These Celebrities Want An Anti-Bullying Program Focused On "Tolerance" Of LGBTI People
"What Australia does not need is a program that is tied up in politics and controversy."
A group of Australian entertainers has written to prime minister Malcolm Turnbull, urging him to fund a mandatory national anti-bullying program for schools that would focus on LGBTI issues and domestic violence.
With seven days to the federal Budget, singer Troye Sivan, his mother, and several other prominent Australians are calling on Turnbull and education minister Simon Birmingham to allocate at least $6 million to the proposal.
The letter endorses a program that would prevent "all forms of bullying, including that which is based on religion, race, gender, faith, sexuality, disability, skin conditions, social standing or political persuasions".
Signatories include singer-songwriter Missy Higgins, producer and songwriter Paul Mac, author and journalist Tracey Spicer, comedian Joel Creasey, actor Guy Pearce, and former Australian Idol host turned political candidate James Mathison.
The push comes in the final months of funding for the Safe Schools Coalition, a national LGBTI anti-bullying program launched in 2014.
Safe Schools became the target of nationwide controversy in 2016 when conservative media outlets and politicians furthered a campaign against the program initiated by conservative Christian lobby groups.
"We understand and accept that programs implemented in recent history, such as Safe Schools, have become highly politicised and controversial," the letter to Turnbull reads.
"We wish not for controversy but for a program with a goal that everyone can agree on: an end to bullying and domestic violence in Australia.
"Make no mistake of our request: we do not seek a program that seeks approval of the way certain members of our society live.
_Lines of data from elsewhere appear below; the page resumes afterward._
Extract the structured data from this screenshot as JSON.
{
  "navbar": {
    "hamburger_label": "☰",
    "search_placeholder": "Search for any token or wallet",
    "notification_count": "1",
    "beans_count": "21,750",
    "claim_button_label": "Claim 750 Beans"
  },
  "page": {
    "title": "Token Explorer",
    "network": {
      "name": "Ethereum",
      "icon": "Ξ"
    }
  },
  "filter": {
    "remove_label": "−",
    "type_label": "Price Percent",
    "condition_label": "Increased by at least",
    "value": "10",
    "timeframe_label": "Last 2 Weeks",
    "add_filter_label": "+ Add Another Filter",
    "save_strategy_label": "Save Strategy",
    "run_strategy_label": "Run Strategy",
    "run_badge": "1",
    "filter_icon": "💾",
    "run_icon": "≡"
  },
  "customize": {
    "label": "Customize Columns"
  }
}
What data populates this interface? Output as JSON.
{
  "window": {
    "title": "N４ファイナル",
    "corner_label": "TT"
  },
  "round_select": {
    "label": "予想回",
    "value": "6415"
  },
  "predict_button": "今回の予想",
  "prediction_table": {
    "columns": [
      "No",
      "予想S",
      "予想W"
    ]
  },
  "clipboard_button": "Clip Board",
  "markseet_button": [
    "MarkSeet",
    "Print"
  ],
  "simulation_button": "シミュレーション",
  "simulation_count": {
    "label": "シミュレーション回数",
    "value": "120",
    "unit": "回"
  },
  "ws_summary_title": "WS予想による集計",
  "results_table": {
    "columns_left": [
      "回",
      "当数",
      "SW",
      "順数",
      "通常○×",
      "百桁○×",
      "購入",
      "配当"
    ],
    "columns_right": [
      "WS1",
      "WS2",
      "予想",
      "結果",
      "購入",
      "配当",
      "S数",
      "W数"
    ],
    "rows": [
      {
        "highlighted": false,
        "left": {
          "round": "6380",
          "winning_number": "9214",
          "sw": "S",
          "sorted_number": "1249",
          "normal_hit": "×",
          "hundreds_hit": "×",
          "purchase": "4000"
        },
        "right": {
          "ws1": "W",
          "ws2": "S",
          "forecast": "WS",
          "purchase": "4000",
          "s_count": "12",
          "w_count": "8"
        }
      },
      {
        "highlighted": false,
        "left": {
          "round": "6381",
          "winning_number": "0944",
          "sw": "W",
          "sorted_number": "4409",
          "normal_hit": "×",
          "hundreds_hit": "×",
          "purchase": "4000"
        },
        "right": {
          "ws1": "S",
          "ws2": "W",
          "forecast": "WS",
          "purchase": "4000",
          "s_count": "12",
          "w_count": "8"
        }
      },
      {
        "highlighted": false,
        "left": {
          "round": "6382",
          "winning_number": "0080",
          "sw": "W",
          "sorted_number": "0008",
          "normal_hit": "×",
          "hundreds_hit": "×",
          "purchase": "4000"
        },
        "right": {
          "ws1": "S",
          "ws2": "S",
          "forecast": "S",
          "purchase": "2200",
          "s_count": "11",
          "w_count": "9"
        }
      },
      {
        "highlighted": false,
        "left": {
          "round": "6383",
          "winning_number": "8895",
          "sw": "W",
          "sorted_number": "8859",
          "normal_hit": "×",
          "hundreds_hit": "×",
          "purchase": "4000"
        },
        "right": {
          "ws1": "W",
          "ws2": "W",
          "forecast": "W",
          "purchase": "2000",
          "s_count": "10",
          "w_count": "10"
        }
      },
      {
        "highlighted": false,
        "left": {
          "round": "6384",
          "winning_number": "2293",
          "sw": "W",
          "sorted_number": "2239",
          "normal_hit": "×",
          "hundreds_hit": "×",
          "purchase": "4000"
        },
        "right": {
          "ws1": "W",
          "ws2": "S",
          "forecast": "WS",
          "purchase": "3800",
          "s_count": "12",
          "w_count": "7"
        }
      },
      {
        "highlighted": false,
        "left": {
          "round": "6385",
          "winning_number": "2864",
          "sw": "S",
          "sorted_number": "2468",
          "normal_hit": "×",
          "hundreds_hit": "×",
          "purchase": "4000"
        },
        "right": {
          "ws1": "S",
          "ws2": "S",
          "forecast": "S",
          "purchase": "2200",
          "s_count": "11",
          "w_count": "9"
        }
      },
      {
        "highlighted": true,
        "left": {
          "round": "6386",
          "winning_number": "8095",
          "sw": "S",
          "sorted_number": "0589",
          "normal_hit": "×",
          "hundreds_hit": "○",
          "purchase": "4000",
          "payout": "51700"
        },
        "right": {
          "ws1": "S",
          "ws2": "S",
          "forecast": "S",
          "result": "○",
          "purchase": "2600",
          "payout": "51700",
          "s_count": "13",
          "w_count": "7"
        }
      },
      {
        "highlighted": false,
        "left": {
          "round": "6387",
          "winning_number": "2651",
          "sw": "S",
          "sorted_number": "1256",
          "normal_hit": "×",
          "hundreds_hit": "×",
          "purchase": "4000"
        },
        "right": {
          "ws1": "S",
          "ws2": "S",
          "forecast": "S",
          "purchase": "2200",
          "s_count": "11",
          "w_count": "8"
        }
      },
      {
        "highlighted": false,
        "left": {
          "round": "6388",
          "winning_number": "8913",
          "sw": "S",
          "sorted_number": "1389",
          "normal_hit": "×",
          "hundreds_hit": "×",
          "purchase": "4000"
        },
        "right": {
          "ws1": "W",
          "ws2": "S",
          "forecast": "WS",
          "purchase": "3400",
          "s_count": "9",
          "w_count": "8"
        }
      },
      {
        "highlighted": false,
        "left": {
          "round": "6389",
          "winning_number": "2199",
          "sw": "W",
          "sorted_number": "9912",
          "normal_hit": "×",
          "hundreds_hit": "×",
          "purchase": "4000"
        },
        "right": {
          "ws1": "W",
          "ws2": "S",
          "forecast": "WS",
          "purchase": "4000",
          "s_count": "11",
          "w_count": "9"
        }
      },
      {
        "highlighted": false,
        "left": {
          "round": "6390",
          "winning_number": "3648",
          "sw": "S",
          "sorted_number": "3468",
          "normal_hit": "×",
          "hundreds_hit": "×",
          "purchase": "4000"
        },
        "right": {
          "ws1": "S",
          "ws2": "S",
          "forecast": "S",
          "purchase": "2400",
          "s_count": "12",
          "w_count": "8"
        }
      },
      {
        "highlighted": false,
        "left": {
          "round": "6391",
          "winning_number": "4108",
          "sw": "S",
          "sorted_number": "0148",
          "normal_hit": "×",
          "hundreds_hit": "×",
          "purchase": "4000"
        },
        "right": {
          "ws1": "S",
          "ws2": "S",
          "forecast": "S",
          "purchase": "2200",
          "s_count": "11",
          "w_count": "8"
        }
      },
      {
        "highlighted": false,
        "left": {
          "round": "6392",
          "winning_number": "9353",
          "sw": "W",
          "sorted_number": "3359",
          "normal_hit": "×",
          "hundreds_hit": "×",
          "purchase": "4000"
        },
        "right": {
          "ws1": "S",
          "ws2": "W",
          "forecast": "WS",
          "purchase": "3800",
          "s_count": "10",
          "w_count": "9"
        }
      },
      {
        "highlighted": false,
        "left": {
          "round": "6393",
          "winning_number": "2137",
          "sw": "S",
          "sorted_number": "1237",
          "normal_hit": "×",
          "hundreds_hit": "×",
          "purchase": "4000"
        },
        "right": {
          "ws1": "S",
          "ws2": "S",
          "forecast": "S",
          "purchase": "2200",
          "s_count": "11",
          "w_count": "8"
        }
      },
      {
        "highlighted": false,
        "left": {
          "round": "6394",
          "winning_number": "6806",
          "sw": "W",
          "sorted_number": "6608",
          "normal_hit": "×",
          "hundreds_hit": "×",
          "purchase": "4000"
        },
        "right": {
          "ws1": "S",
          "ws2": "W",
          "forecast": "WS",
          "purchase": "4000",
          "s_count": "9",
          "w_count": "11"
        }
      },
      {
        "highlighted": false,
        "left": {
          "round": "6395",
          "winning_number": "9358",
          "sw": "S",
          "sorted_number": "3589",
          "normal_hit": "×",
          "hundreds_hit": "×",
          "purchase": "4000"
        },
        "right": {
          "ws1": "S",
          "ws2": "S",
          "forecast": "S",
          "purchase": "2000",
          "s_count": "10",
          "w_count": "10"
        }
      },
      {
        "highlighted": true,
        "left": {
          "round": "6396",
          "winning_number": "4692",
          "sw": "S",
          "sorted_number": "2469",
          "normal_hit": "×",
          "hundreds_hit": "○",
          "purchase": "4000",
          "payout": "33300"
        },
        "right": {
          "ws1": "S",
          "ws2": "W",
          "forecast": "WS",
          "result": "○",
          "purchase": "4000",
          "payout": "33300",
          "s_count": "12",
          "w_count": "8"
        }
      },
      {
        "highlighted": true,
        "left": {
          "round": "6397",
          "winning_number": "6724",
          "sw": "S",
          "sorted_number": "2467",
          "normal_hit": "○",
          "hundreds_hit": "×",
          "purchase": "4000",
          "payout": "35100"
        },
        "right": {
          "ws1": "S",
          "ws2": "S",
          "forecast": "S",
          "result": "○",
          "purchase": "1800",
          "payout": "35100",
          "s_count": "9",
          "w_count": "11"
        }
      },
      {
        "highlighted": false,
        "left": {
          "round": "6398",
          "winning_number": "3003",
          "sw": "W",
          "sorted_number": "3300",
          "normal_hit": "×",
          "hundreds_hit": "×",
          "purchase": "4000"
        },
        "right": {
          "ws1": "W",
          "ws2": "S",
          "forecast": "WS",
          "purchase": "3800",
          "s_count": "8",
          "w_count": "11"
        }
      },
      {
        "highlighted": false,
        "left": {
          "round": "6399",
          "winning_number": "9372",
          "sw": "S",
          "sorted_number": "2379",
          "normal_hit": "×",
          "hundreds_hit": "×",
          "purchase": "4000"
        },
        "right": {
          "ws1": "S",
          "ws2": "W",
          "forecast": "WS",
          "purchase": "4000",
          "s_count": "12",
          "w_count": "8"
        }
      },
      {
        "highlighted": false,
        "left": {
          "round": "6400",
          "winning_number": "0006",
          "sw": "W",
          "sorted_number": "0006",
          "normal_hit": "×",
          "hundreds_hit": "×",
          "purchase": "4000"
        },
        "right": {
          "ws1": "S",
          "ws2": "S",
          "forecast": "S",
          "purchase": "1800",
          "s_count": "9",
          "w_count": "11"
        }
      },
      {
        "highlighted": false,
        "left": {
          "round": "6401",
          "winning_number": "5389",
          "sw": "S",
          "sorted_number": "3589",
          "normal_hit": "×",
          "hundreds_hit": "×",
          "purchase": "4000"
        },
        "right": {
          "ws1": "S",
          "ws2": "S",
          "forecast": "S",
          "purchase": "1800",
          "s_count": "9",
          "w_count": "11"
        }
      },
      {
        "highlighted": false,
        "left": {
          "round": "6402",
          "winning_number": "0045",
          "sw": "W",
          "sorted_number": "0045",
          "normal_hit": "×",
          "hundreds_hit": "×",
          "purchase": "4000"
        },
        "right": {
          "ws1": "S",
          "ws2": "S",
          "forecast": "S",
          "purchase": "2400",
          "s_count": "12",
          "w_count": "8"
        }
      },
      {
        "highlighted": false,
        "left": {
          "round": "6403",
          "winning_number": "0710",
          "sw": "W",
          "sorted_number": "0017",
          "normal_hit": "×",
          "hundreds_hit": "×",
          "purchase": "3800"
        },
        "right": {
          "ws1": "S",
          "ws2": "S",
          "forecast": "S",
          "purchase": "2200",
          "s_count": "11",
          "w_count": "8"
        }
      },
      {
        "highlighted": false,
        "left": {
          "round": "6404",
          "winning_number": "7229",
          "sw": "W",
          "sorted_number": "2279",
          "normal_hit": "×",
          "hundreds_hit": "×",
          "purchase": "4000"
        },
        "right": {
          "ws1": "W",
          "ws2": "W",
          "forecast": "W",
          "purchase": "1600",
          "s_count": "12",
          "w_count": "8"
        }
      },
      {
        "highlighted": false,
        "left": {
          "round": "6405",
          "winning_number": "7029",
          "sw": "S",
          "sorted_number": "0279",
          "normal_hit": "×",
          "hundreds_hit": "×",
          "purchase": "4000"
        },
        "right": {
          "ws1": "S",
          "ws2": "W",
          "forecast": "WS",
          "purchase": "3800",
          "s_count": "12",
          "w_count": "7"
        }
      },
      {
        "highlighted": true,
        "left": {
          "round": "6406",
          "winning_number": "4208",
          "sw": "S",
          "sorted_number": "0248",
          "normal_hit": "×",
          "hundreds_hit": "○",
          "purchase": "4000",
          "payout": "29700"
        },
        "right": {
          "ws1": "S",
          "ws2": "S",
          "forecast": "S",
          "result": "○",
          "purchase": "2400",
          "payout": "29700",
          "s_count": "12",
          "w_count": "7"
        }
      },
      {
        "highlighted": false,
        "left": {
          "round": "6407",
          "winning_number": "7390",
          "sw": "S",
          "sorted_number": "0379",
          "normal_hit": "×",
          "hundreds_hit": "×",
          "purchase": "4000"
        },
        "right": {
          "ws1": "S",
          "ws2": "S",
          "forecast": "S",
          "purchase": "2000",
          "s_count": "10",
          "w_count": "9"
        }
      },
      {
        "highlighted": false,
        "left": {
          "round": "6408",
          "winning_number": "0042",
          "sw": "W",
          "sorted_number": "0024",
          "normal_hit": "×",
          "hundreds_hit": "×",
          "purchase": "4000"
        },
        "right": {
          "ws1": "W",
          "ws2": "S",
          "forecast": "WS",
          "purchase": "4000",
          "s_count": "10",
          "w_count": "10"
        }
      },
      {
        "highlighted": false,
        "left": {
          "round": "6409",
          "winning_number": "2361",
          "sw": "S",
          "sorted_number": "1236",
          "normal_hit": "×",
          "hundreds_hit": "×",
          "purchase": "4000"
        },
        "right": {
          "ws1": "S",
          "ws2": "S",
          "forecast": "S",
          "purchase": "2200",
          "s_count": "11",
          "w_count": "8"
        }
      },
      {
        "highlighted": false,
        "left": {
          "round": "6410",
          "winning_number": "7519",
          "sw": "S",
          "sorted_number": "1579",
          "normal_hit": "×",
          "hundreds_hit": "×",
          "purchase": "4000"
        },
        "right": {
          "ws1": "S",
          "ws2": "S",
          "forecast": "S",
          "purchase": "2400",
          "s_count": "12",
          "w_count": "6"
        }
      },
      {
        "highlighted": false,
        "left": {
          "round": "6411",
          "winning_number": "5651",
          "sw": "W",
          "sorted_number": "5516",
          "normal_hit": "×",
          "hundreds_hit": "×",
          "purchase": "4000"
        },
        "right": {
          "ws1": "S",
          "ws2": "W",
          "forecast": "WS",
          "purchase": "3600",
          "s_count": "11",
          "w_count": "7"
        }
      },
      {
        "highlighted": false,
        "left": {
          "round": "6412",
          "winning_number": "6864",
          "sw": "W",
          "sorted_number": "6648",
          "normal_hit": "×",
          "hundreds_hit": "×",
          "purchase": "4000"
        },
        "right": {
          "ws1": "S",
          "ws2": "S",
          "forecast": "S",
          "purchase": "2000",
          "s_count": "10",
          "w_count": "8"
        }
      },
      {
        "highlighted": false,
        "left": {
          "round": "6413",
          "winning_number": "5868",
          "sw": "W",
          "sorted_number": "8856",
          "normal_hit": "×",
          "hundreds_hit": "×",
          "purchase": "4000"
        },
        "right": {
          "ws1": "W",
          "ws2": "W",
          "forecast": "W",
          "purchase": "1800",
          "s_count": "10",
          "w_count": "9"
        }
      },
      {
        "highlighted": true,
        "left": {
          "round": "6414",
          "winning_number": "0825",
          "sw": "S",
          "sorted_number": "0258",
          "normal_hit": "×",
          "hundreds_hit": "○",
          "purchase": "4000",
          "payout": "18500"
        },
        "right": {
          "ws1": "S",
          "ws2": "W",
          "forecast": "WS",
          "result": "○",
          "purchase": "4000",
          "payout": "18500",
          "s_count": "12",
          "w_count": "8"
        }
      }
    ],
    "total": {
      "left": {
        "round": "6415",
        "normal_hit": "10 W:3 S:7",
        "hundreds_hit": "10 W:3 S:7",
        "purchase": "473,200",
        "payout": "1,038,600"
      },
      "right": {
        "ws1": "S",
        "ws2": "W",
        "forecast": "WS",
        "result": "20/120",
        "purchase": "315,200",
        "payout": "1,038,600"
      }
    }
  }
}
We seek only mutual respect and tolerance."
The proposed program would be rolled out by the start of 2018 and include tolerance of LGBTI people "at its core".
"The program's curriculum should consult education experts, paediatricians, psychologists and criminologists before its rollout," the letter reads.
It also calls for an advisory board of experts – to be appointed by the education minister – which could alter the program if it saw fit: "The board should be required to consult with community groups, including those from the LGBTI community, before making decisions that alter the program’s teachings."
In a video Sivan says Australia needs a program that focuses on LGBTQ kids.
"There was a previous anti-bullying program called Safe Schools and it existed to help kids like me, but it was made controversial by newspapers and politicians who still refuse to accept that people like me should be tolerated, and not just tolerated but respected, especially in schools," he said.
"Australia needs an anti-bullying, anti-violence program with a focus on LGBTQ bullying, that isn't just another bullying program. What Australia does not need is a program that is tied up in politics and controversy.
"If we don't act now, future suicides, self harm, murders, and domestic violence will continue unabated."
Sivan's mother Laurelle Mellet told BuzzFeed News her main concern was the safety of children.
"Whether they are gay, have autism, whatever it is – it's really, really important that people start learning tolerance. It's not going to come just from home, it needs to come from school as well."
She hopes the broader focus of the proposed program would prevent it from going the way of Safe Schools and becoming a political football.
"You can take out the fact that you're just trying to get through to gay kids... there are parents out there who felt like the [Safe Schools] program would change their kids, and turn straight kids gay, which is absolute rubbish. Nothing is going to change that."
Mellet says she has learnt a "huge amount" about tolerance by being Troye's mum.
"I'm really, really proud of the fact Troye is who he is, and he's able to have a voice for so many kids and people out there who don't have a voice," she said.
"If I couldn't support him, I couldn't be a mother. And that's what I am."